Interesting Times: The perils of inevitability

What worked for Sharon will backfire for Olmert.

saul singer 88 (photo credit: )
saul singer 88
(photo credit: )
Ehud Olmert learned the power of inevitability from Ariel Sharon, but he learned too well. Sharon managed to do something that was at first unbelievable - disengagement - by determinedly repeating that he would withdraw from Gaza as if it were a fait accompli. Yet before he arrives at the White House next week, Olmert should realize that this tactic that worked for his mentor could be his own undoing. Sharon needed to establish a sense of inevitability. Domestically, people tend to support what they believe will happen anyway, so it increased Sharon's support and demoralized his opponents. Internationally, Sharon needed a diplomatic "down payment" from the US, which he could only receive if the US was convinced that disengagement was actually going to happen. Inevitability, however, has potent side effects. It does not sit well with conditionality or democracy, since both introduce an element of doubt. Sharon, for example, never said, as Olmert has regarding his convergence plan, that moving ahead depended on both international support and domestic consensus. Sharon definitely sought and obtained both to a degree, but he was careful to do so without puncturing the aura of certainty he had so painstakingly created. INEVITABILITY worked for Sharon, so why is it bad for Olmert? The reason is because Olmert is not Sharon, the West Bank is not Gaza, and Hamas is not Abbas. Olmert's situation is quite different. The paradigm of unilateralism is not only believable, it's the status quo. He cannot point to the history of the nation that he carries on his shoulders and to his storied past as a hawkish general and say "trust me" on security. Olmert may be respected for his political skills, savvy and even courage, but he is no father figure. And handing over more territory to what has already become Hamastan is different than doing so when it was a theoretical possibility. What is more, how can Olmert ask George Bush to make controversial policy changes if Israel will withdrawal no matter what?

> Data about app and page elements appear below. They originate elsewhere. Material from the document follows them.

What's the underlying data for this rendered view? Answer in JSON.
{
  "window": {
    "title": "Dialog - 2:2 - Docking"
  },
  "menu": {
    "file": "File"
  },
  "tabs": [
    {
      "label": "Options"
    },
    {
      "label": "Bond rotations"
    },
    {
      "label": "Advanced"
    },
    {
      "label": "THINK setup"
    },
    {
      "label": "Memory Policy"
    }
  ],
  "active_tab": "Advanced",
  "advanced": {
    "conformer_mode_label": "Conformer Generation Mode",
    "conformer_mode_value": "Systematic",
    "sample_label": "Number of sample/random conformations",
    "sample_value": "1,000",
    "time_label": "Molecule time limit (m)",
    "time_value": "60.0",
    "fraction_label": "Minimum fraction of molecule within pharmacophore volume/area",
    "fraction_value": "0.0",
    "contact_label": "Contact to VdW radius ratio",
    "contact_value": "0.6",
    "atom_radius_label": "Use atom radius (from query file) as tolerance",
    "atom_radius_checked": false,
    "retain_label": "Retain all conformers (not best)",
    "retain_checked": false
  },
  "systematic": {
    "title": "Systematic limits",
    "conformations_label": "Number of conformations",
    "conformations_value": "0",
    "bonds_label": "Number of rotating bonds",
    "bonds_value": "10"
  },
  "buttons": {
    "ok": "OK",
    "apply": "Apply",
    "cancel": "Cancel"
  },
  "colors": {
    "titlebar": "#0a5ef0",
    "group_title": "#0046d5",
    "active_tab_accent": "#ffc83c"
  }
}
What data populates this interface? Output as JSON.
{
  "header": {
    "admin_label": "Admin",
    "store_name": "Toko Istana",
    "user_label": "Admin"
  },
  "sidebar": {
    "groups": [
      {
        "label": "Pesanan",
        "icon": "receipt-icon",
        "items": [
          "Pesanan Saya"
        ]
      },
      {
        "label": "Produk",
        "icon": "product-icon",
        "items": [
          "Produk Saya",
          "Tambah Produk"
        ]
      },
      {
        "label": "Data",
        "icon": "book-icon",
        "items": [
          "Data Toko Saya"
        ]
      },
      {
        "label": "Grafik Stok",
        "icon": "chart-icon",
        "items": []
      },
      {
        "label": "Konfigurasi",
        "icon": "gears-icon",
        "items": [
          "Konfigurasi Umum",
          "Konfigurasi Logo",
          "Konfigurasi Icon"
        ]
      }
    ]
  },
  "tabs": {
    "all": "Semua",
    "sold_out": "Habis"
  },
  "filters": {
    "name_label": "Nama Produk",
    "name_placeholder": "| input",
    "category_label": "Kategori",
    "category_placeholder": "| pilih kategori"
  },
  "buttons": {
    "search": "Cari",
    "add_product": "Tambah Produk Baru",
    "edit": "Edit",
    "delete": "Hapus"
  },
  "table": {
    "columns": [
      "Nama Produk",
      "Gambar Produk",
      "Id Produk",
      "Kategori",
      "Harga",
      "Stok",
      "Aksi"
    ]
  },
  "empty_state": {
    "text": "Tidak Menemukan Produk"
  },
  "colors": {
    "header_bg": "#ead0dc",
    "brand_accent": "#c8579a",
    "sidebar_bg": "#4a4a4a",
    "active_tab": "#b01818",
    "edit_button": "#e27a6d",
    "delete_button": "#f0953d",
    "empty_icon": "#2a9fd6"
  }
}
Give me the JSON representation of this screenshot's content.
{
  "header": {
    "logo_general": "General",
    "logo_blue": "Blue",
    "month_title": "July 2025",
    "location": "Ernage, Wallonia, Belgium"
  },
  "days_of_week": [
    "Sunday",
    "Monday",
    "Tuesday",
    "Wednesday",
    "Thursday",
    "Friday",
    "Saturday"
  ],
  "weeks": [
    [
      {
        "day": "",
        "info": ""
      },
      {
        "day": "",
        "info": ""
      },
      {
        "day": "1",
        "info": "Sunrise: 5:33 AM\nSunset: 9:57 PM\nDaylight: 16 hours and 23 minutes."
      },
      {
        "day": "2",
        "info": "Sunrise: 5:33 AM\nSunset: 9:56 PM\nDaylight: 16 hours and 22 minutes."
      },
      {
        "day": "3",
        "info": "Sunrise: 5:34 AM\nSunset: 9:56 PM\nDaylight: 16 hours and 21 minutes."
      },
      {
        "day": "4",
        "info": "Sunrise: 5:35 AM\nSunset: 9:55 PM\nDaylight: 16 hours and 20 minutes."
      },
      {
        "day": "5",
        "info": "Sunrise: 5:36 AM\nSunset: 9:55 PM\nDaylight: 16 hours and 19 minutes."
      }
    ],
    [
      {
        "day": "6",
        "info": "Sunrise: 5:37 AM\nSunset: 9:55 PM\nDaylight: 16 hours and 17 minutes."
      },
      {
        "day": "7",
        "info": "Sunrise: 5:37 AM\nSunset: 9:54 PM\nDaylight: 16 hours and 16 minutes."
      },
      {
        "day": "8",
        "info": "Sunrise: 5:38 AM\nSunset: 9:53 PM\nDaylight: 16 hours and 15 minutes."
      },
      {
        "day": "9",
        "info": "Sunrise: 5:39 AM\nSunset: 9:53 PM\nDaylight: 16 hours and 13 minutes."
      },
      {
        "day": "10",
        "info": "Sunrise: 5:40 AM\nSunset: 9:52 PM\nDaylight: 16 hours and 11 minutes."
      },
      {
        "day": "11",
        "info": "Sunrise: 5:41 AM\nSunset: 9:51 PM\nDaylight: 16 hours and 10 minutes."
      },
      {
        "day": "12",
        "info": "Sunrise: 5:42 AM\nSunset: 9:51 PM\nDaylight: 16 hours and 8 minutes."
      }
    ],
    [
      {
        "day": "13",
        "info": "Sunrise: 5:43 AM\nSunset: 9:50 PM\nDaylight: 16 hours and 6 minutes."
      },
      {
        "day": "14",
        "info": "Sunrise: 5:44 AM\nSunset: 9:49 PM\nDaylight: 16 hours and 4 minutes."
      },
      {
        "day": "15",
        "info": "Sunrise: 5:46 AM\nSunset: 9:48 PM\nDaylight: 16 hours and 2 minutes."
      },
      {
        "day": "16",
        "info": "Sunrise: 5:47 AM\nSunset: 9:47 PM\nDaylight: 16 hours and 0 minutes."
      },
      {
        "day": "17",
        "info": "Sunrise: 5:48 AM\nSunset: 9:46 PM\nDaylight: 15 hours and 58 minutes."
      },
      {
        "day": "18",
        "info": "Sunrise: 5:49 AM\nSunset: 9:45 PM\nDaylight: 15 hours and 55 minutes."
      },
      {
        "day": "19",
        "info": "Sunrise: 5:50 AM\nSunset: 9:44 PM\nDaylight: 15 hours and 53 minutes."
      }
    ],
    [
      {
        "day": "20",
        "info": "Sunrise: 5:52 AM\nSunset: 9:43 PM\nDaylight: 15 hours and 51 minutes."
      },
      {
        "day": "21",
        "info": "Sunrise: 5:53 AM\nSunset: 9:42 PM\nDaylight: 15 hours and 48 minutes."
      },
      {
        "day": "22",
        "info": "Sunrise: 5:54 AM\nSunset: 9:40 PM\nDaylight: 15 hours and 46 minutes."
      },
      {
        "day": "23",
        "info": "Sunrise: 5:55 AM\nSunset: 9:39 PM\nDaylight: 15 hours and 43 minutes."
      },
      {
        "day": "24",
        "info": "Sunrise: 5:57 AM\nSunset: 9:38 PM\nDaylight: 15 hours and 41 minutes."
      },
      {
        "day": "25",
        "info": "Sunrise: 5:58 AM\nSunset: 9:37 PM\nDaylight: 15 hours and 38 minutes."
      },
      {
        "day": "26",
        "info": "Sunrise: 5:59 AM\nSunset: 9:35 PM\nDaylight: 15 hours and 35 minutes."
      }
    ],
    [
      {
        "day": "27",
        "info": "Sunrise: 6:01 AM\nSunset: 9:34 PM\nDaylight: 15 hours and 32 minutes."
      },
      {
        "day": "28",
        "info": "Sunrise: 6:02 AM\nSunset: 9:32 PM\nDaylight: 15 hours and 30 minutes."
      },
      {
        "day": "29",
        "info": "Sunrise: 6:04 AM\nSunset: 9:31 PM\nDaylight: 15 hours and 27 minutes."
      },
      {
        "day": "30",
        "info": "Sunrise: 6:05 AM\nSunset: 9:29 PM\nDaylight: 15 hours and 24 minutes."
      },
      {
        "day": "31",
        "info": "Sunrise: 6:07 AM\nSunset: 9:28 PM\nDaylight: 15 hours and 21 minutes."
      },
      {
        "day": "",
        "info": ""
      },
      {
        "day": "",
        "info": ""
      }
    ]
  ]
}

Accordingly, Olmert needs to realize that the balance has shifted. Inevitability alone won't work for him the way it did for Sharon. He has already recognized this insofar as he has openly conditioned a new withdrawal on establishing a "deep understanding" with the international community and on a real dialogue with settler movement. But it is not clear that these conditions themselves are real, or whether Olmert intends only to do the best he can on these fronts but move ahead, regardless. THE TIME for Olmert to make his break with Sharonian inevitability-ism is next week, in his crucial meeting with the US president. His instincts may tell him the opposite: to impress upon Bush how determined he is to establish Israel's borders during Bush's remaining term in office. But it is even more important to show that he cannot do it without Bush's help, and how convergence fits into the wider strategic picture. In fact, the conversation should not open with convergence at all, but with Iran. A single rhetorical question for the president might do the trick: A year from now, if it looks like the international community is still not serious about stopping an Iranian nuke and the Hamas regime has regained international funding despite its support for terrorism, can you imagine me convincing Israelis to withdraw from most of the West Bank? The connection between Iranian nukes and Hamas terrorism is a direct one. Besides the unacceptability of an Iranian nuclear threat in its own right, a nuclear Iran can be expected to greatly increase its support for terrorism against Israel. Olmert should explain to Bush that the real purpose of unilateralism is to indirectly achieve something the US can and should do directly, in support of its own interests: shift the burden of peace onto the shoulders of the Arab world. Israel is trying to force a de-facto state on the Palestinians because it has been unable to hold them accountable for their actions "under occupation." But what if Israel withdraws and even then the world continues to hold Israel accountable for being attacked, rather than the Palestinians for refusing to make peace? If this happens, what has this painful process achieved? For the last few decades, the world has acted as if it believes that the Arab world wants peace, while looking for proof that Israel is willing to meet its condition for peace, the establishment of a Palestinian state. Unilateralism, then, is Israel's bargain with the international community - we'll show that we want a Palestinian state even more than the Palestinians do; and you'll stop blaming us for the conflict. OLMERT SHOULD tell Bush that he needs the international community to hold up its end of the bargain. This means giving Israel full support, including recognition of Israel's right to treat all the territory inside the fence as its own absent concrete evidence that the Arab world has abandoned its quest to destroy Israel. Such evidence would be Arab statements that the "right of return" to Israel must be abandoned, dramatic steps toward normalization with Israel, and pressure on Hamas to end terror and accept Israel. Olmert should offer Bush his partnership in shaping a world in which, two years from now, Iran and Hamas have been chastened and the Arab world, for the first time, feels the full burden of the need to make peace with Israel. A world, in short, in which the jihad to destroy Israel and subdue America is on the retreat. The alternative, Olmert might frankly point out to his host, is for both leaders to leave office having failed to ensure that their countries, and the world, are clearly on the way to becoming freer and safer.